━━ Record set
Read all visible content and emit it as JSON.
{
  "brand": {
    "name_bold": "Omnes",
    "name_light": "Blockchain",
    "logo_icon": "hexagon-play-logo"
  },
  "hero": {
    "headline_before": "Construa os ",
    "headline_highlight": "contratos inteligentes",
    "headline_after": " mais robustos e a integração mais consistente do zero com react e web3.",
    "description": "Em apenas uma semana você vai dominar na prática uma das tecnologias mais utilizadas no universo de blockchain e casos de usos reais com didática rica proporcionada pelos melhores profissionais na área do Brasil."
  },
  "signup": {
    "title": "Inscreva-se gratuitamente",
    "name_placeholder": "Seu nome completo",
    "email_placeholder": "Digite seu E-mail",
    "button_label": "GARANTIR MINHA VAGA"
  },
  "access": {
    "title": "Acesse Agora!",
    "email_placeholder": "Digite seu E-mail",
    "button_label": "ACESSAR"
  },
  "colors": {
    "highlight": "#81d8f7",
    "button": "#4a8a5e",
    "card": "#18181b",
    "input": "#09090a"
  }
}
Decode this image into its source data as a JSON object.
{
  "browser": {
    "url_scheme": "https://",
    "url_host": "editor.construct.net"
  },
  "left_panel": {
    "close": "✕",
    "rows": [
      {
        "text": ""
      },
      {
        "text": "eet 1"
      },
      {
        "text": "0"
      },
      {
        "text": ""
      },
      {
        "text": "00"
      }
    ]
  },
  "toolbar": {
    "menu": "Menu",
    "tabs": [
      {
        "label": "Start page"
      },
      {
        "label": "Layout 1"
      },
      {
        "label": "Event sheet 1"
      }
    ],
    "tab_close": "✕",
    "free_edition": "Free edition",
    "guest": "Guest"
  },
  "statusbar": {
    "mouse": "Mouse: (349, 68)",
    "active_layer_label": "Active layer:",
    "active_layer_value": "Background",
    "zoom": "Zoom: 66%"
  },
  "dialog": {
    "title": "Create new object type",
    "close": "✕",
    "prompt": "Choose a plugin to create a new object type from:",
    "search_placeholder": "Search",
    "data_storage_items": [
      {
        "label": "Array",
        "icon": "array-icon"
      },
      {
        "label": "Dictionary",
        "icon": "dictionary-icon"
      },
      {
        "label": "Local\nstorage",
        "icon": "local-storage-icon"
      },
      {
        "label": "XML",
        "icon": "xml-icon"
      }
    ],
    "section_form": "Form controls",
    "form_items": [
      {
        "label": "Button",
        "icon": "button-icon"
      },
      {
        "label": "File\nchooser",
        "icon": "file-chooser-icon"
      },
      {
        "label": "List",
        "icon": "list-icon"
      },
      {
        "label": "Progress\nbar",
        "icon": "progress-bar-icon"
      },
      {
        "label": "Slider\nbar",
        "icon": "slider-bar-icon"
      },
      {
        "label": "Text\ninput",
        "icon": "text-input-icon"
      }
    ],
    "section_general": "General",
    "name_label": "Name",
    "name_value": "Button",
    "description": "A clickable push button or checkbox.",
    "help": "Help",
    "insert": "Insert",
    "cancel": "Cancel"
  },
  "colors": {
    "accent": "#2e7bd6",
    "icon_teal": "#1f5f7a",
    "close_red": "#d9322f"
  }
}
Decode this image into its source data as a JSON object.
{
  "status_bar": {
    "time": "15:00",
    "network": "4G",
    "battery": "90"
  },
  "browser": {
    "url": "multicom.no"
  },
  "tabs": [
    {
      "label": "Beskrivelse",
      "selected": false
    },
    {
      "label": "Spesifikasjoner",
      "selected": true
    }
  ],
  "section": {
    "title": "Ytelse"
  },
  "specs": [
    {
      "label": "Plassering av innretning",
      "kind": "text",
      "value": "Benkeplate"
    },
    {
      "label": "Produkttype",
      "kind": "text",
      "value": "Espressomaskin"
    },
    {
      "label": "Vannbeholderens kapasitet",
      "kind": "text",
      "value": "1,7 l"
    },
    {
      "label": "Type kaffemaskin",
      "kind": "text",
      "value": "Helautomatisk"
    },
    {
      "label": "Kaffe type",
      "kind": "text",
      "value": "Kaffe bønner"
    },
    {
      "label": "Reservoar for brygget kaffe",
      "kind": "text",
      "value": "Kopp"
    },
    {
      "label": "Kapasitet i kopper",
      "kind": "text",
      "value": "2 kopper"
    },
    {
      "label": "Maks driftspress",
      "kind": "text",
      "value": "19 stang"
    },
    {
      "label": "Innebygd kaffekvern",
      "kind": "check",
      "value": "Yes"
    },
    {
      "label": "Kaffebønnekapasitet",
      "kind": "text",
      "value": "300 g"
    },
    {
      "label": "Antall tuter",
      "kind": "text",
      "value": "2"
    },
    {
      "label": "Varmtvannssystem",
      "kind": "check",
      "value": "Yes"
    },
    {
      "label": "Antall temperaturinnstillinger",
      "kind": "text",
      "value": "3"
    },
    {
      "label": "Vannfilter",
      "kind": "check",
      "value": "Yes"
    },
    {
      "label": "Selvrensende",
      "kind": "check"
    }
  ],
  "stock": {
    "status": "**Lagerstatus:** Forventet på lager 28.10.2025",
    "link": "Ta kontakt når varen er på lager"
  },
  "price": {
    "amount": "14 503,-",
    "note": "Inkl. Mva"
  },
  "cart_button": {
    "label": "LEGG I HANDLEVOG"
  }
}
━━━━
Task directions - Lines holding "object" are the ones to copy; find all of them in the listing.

Result for this exercise -
Decode this image into its source data as a JSON object.
    "title": "Create new object type",
    "prompt": "Choose a plugin to create a new object type from:",
Decode this image into its source data as a JSON object.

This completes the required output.